What is the primary structure?
Sequence of amino acids joined by peptide bonds
• First protein sequence determined was insulin by Frederick Sanger
• Since amino acids differ by R groups, proteins differ by particular sequence of the R groups.
What is the secondary structure?
(alpha) helix discovered by Linus Pauling and Robert Corey
Hydrogen bonding occurs between the C=O of one amino acid and the N--H of another.
Hydrogen bonding between every fourth amino acid holds spiral shape of an " helix.
" helices covalently bonded by disulfide linkages between two cysteine amino acids.
B sheet is what?
Pleated B sheet polypeptides turn back on themselves; hydrogen bonding occurs between extended lengths.

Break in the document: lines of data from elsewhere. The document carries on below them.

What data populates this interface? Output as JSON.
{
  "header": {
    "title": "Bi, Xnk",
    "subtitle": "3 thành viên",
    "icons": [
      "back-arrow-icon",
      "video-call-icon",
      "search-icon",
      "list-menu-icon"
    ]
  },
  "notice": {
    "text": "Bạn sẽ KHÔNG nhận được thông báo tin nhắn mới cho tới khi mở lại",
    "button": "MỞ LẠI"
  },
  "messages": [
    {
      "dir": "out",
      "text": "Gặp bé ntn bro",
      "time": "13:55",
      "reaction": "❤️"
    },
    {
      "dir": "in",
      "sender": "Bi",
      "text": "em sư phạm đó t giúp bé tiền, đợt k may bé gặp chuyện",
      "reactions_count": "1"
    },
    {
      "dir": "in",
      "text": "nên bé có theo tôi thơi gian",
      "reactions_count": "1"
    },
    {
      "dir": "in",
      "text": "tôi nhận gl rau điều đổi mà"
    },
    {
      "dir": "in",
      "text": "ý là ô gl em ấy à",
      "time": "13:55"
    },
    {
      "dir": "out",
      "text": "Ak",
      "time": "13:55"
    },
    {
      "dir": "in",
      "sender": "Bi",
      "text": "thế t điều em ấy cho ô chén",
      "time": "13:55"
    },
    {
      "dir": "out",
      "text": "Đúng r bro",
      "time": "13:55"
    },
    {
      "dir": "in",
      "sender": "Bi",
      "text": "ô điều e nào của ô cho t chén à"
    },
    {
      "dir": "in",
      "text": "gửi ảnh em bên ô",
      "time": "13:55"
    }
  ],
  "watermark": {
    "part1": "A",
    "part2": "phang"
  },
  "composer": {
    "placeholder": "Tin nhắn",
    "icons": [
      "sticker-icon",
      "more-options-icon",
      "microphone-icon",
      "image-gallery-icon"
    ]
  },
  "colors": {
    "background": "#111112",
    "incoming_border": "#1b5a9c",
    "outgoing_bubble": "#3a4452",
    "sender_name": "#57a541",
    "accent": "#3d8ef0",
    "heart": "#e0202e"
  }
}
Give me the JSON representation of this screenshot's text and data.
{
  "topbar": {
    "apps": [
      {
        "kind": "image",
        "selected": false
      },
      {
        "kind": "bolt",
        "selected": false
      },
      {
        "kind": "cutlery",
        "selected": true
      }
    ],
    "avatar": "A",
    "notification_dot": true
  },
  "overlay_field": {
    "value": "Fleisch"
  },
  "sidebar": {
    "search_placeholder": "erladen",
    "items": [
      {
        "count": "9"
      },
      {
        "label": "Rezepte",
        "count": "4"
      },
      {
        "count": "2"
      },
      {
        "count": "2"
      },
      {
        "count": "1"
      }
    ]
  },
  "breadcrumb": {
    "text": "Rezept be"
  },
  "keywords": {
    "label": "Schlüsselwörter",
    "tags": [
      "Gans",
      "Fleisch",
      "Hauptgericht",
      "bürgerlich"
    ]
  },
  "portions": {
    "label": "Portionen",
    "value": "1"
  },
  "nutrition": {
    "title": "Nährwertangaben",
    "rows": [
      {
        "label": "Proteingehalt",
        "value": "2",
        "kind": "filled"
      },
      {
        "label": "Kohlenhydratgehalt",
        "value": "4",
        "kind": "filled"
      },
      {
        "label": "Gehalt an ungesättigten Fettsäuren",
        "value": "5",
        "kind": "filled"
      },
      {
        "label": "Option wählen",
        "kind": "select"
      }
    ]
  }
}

B keratin includes keratin of feathers, hooves, claws, beaks, scales, and horns; silk is also protein with B sheet structure.
What is the tertiary structure?
proteins of secondary structure are folded; 3-D shape
What is the Quaternary Structure?
Two or more polypeptides combine
Hemoglobin is globular protein with a quaternary structure of 4 polypeptides
Most enzymes have quaternary structure
What is the denaturation or proteins?
Change the shape.
Both temperature and pH can change polypeptide shape - once protein loses its normal shape, it cannot perform its usual function.
Sequence of amino acids determines the protein’s final shape.
What is a nucleic acid?
Are polymers of nucleotides with very specific functions in cells.
What is the function of DNA?
(deoxyribonucleic acid) - stores genetic code for its own replication and for sequence of amino acids in proteins
What is the function of RNA?
single-stranded nucleic acid that translates the genetic doe of DNA into the amino acid sequence of proteins
What is a nucleotide?
may act as coenzymes; ATP (used to supply energy); and as building blocks for nucleic acids
What are the building blocks of nucleic acids?
Nucleotides composed of phosphate, pentose sugar, and nitrogen-containing base (A,G,C,T, or U)
What are differences between RNA and DNA?
Nucleotides of DNA contain deoxyribose sugar; RNA contains ribose sugar.
In RNA, base uracil occurs instead of base thymine.
DNA is double-stranded with complementary base pairing forming double helix; RNA is single-stranded.
What is ATP?
A nucleotide in which adenosine is composed of adenine and ribose.
What does ATP do?
– Three phosphates are attached to five-carbon portion of molecule
– High-energy molecule because last two unstable phosphate bonds are easily broken producing energy and forming ADP
– Supplies energy for synthetic reactions